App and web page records

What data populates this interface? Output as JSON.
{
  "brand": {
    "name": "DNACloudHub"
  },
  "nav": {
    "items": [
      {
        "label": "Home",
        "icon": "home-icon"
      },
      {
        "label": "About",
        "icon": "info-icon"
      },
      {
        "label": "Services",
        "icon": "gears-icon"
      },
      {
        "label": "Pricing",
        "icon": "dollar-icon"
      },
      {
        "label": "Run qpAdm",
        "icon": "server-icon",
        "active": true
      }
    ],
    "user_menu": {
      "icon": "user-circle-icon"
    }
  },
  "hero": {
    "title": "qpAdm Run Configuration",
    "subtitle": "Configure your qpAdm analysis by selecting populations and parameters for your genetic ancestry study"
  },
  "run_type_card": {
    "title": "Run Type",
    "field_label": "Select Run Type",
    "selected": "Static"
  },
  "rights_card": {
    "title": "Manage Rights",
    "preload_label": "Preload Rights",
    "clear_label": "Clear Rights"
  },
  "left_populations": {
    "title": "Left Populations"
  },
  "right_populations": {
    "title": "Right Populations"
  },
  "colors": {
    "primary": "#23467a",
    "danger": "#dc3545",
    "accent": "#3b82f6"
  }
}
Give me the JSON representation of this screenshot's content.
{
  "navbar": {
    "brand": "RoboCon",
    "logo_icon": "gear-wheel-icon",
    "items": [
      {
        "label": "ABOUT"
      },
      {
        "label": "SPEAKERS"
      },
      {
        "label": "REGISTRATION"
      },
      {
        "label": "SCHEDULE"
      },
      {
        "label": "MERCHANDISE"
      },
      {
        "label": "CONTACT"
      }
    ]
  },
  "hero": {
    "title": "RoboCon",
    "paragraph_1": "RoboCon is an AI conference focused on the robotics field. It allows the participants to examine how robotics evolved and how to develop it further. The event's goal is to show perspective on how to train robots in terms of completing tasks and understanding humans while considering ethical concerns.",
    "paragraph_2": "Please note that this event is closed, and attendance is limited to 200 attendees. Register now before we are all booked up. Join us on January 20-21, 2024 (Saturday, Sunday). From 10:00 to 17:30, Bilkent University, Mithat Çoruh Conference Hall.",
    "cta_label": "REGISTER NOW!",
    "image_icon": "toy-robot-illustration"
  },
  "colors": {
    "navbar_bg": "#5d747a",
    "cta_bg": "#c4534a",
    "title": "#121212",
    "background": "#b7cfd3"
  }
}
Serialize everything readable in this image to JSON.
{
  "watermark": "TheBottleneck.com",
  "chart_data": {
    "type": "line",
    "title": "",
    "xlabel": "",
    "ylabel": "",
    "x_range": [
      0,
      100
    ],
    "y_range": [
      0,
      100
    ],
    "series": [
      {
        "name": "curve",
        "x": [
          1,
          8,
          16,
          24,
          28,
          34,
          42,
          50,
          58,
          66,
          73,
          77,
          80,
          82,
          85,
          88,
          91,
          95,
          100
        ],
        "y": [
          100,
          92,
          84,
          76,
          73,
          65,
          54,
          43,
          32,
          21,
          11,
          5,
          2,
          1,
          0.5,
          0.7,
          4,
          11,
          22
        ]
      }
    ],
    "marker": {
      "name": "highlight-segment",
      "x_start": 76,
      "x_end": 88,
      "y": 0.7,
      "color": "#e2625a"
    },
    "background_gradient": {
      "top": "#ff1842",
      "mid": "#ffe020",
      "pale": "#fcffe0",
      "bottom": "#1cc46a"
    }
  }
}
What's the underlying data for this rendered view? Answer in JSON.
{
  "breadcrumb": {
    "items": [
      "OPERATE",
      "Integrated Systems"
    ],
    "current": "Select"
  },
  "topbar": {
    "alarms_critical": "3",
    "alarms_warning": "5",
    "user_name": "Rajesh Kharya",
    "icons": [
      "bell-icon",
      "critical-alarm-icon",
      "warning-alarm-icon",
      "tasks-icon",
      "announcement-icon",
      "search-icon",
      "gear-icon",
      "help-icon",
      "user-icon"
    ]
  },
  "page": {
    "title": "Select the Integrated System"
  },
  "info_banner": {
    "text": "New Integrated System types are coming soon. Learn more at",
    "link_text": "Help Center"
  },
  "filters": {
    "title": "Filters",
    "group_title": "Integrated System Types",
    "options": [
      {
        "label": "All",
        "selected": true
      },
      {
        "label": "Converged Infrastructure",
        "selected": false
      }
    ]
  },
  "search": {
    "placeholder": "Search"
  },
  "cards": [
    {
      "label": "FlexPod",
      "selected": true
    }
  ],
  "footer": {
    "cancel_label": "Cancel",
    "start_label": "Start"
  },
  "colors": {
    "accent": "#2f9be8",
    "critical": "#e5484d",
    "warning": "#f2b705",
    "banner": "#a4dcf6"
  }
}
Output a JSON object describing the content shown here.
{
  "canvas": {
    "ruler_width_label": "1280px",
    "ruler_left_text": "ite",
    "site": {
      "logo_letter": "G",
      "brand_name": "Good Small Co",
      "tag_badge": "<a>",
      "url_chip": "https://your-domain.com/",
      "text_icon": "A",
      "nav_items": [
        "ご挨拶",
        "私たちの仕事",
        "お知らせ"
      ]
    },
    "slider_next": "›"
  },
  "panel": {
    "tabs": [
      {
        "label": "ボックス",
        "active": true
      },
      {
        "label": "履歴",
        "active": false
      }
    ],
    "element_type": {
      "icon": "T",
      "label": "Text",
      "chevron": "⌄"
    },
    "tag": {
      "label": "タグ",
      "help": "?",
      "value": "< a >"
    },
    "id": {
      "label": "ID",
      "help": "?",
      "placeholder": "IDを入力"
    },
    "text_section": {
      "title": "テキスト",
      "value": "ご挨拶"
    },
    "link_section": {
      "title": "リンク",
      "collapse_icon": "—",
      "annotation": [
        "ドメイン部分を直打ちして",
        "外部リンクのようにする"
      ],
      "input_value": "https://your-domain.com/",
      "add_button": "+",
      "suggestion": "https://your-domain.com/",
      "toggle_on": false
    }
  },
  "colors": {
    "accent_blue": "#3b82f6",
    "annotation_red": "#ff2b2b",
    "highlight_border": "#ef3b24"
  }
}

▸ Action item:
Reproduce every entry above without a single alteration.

▸ Solution to this exercise:
What data populates this interface? Output as JSON.
{
  "brand": {
    "name": "DNACloudHub"
  },
  "nav": {
    "items": [
      {
        "label": "Home",
        "icon": "home-icon"
      },
      {
        "label": "About",
        "icon": "info-icon"
      },
      {
        "label": "Services",
        "icon": "gears-icon"
      },
      {
        "label": "Pricing",
        "icon": "dollar-icon"
      },
      {
        "label": "Run qpAdm",
        "icon": "server-icon",
        "active": true
      }
    ],
    "user_menu": {
      "icon": "user-circle-icon"
    }
  },
  "hero": {
    "title": "qpAdm Run Configuration",
    "subtitle": "Configure your qpAdm analysis by selecting populations and parameters for your genetic ancestry study"
  },
  "run_type_card": {
    "title": "Run Type",
    "field_label": "Select Run Type",
    "selected": "Static"
  },
  "rights_card": {
    "title": "Manage Rights",
    "preload_label": "Preload Rights",
    "clear_label": "Clear Rights"
  },
  "left_populations": {
    "title": "Left Populations"
  },
  "right_populations": {
    "title": "Right Populations"
  },
  "colors": {
    "primary": "#23467a",
    "danger": "#dc3545",
    "accent": "#3b82f6"
  }
}
Give me the JSON representation of this screenshot's content.
{
  "navbar": {
    "brand": "RoboCon",
    "logo_icon": "gear-wheel-icon",
    "items": [
      {
        "label": "ABOUT"
      },
      {
        "label": "SPEAKERS"
      },
      {
        "label": "REGISTRATION"
      },
      {
        "label": "SCHEDULE"
      },
      {
        "label": "MERCHANDISE"
      },
      {
        "label": "CONTACT"
      }
    ]
  },
  "hero": {
    "title": "RoboCon",
    "paragraph_1": "RoboCon is an AI conference focused on the robotics field. It allows the participants to examine how robotics evolved and how to develop it further. The event's goal is to show perspective on how to train robots in terms of completing tasks and understanding humans while considering ethical concerns.",
    "paragraph_2": "Please note that this event is closed, and attendance is limited to 200 attendees. Register now before we are all booked up. Join us on January 20-21, 2024 (Saturday, Sunday). From 10:00 to 17:30, Bilkent University, Mithat Çoruh Conference Hall.",
    "cta_label": "REGISTER NOW!",
    "image_icon": "toy-robot-illustration"
  },
  "colors": {
    "navbar_bg": "#5d747a",
    "cta_bg": "#c4534a",
    "title": "#121212",
    "background": "#b7cfd3"
  }
}
Serialize everything readable in this image to JSON.
{
  "watermark": "TheBottleneck.com",
  "chart_data": {
    "type": "line",
    "title": "",
    "xlabel": "",
    "ylabel": "",
    "x_range": [
      0,
      100
    ],
    "y_range": [
      0,
      100
    ],
    "series": [
      {
        "name": "curve",
        "x": [
          1,
          8,
          16,
          24,
          28,
          34,
          42,
          50,
          58,
          66,
          73,
          77,
          80,
          82,
          85,
          88,
          91,
          95,
          100
        ],
        "y": [
          100,
          92,
          84,
          76,
          73,
          65,
          54,
          43,
          32,
          21,
          11,
          5,
          2,
          1,
          0.5,
          0.7,
          4,
          11,
          22
        ]
      }
    ],
    "marker": {
      "name": "highlight-segment",
      "x_start": 76,
      "x_end": 88,
      "y": 0.7,
      "color": "#e2625a"
    },
    "background_gradient": {
      "top": "#ff1842",
      "mid": "#ffe020",
      "pale": "#fcffe0",
      "bottom": "#1cc46a"
    }
  }
}
What's the underlying data for this rendered view? Answer in JSON.
{
  "breadcrumb": {
    "items": [
      "OPERATE",
      "Integrated Systems"
    ],
    "current": "Select"
  },
  "topbar": {
    "alarms_critical": "3",
    "alarms_warning": "5",
    "user_name": "Rajesh Kharya",
    "icons": [
      "bell-icon",
      "critical-alarm-icon",
      "warning-alarm-icon",
      "tasks-icon",
      "announcement-icon",
      "search-icon",
      "gear-icon",
      "help-icon",
      "user-icon"
    ]
  },
  "page": {
    "title": "Select the Integrated System"
  },
  "info_banner": {
    "text": "New Integrated System types are coming soon. Learn more at",
    "link_text": "Help Center"
  },
  "filters": {
    "title": "Filters",
    "group_title": "Integrated System Types",
    "options": [
      {
        "label": "All",
        "selected": true
      },
      {
        "label": "Converged Infrastructure",
        "selected": false
      }
    ]
  },
  "search": {
    "placeholder": "Search"
  },
  "cards": [
    {
      "label": "FlexPod",
      "selected": true
    }
  ],
  "footer": {
    "cancel_label": "Cancel",
    "start_label": "Start"
  },
  "colors": {
    "accent": "#2f9be8",
    "critical": "#e5484d",
    "warning": "#f2b705",
    "banner": "#a4dcf6"
  }
}
Output a JSON object describing the content shown here.
{
  "canvas": {
    "ruler_width_label": "1280px",
    "ruler_left_text": "ite",
    "site": {
      "logo_letter": "G",
      "brand_name": "Good Small Co",
      "tag_badge": "<a>",
      "url_chip": "https://your-domain.com/",
      "text_icon": "A",
      "nav_items": [
        "ご挨拶",
        "私たちの仕事",
        "お知らせ"
      ]
    },
    "slider_next": "›"
  },
  "panel": {
    "tabs": [
      {
        "label": "ボックス",
        "active": true
      },
      {
        "label": "履歴",
        "active": false
      }
    ],
    "element_type": {
      "icon": "T",
      "label": "Text",
      "chevron": "⌄"
    },
    "tag": {
      "label": "タグ",
      "help": "?",
      "value": "< a >"
    },
    "id": {
      "label": "ID",
      "help": "?",
      "placeholder": "IDを入力"
    },
    "text_section": {
      "title": "テキスト",
      "value": "ご挨拶"
    },
    "link_section": {
      "title": "リンク",
      "collapse_icon": "—",
      "annotation": [
        "ドメイン部分を直打ちして",
        "外部リンクのようにする"
      ],
      "input_value": "https://your-domain.com/",
      "add_button": "+",
      "suggestion": "https://your-domain.com/",
      "toggle_on": false
    }
  },
  "colors": {
    "accent_blue": "#3b82f6",
    "annotation_red": "#ff2b2b",
    "highlight_border": "#ef3b24"
  }
}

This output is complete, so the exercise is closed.